Westpac chief economist Dominick Stephens said today's CPI figures were "an important downside surprise for the Reserve Bank", and it and supported the his expectation that any increase in the Official Cash Rate would be delayed until June next year.
"The September quarter CPI came in well below expectations, rising 0.4 per cent for the quarter and 4.6 per cent on a year ago. The main surprises were some substantial price drops due to greater competition in several industries - this is not a bad thing of course, but it's not necessarily something that will be seen on an ongoing basis," said Stephens.
A stronger NZ dollar over the quarter accounted for some of the price declines, with audio-visual and computing equipment falling 4.8 per cent and telco equipment down 9.2 per cent.
The biggest downward surprises were in the non-tradables arena. Electricity prices fell 0.3 per cent, a rare quarterly decline.
Financial markets, which had been positioned for a 0.7 per cent outturn, reacted sharply to the surprise. The New Zealand dollar was down 40 points to 0.8040, and the two-year swap rate fell 6 basis points.
"For the Reserve Bank, the surprise was almost entirely on the non-tradables side, which is considered to be more problematic. Today's result will give the Reserve Bank more comfort in its forecast that inflation will fall into the lower half of the 1-3 per cent target range next year, once the GST hike and other government charges fall out of the equation," said Stephens.
"Our pick for the first OCR hike to be in June next year, later than the market median of March, has been strengthened by this result."
Darren Gibbs, economist at Deutsche Bank, said the key factors driving the lower than expected CPI outcome was a smaller than expected 1.3 per cent increase in alcoholic beverage prices, an unexpected 3.5 per cent fall in telecommunication services prices and an unexpected 3.8 per cent per cent decline in the volatile international airfares component.
He said he expected the CPI to increase by 0.4 per cent in the fourth quarter of this year.
Gibbs said that "inflation fears perpetuated by some domestic commentators this year" were wide of the mark.
There were few signs of any significant inflation pressure outside of that generated by the Government or due to the pass-through of higher international commodity prices.
"That should not be surprising given the patchy performance of the broader economy.
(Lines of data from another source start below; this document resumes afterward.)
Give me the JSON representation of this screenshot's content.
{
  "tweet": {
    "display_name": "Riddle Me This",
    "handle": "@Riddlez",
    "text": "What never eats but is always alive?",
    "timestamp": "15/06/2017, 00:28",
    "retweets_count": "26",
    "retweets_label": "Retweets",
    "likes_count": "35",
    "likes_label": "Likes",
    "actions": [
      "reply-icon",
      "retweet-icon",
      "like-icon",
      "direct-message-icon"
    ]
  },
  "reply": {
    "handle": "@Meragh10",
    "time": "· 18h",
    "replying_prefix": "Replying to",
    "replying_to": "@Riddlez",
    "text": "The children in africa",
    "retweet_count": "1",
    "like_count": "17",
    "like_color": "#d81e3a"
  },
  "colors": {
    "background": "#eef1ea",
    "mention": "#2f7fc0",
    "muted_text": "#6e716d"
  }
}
Today's benign CPI report support adds weight to our view that in the current uncertain economic environment there is little obvious need for domestic policy tightening in the near term at least."
Gibbs said he expected this tone would be reflected in the statement that comes out on Thursday accompanying the Reserve Bank's review of the Official Cash Rate.
"Indeed, after today's CPI report, we think that there is absolutely no prospect of any increase in the RBNZ's OCR this year," said Gibbs. "Moreover, we think that even the increase that we have been predicting for March next year will prove unnecessary if the economy is not able to gain additional forward momentum over coming months, in part due to weaker activity offshore."
A Reuters survey of 13 economists found most were expecting a slightly higher quarterly inflation rate of 0.7 per cent for an annual rate of 4.7 per cent.
That is be down from 1 per cent and 5.3 per cent respectively three months earlier.
The Reserve Bank, which was also picking 0.7 per cent inflation, is expected to keep the official cash rate at 2.5 per cent, highlighting the global risks while reiterating the potential for a future increase.
International air fares fell 3.7 per cent in the last quarter, mostly due to cheaper flights to Asia, said Statistics NZ.
Communication prices were down 3.6 per cent, which Statistics NZ said reflected increased data caps for broadband plans and cheaper international calling rates.
- In the year to the September 2011 quarter, the CPI rose 4.6 per cent, including a 2.3 per cent increase in the December 2010 quarter when GST rose from 12.5 to 15 per cent.
Key contributions to the rise came from transport -up 8.8 per cent, food - up 6.2 per cent, housing and household utilities -up 3.7 per cent, and alcoholic beverages and tobacco - up 5.6 per cent.
On an annual basis, petrol prices increased - up 18 per cent, while the price of cigarettes and tobacco -up 12 per cent, vegetables - up 18 per cent, purchase of new housing up 3.7 per cent, electricity - up 4.6 per cent, and local authority rates -up 6.6 per cent also rose.
- NZ HERALD ONLINE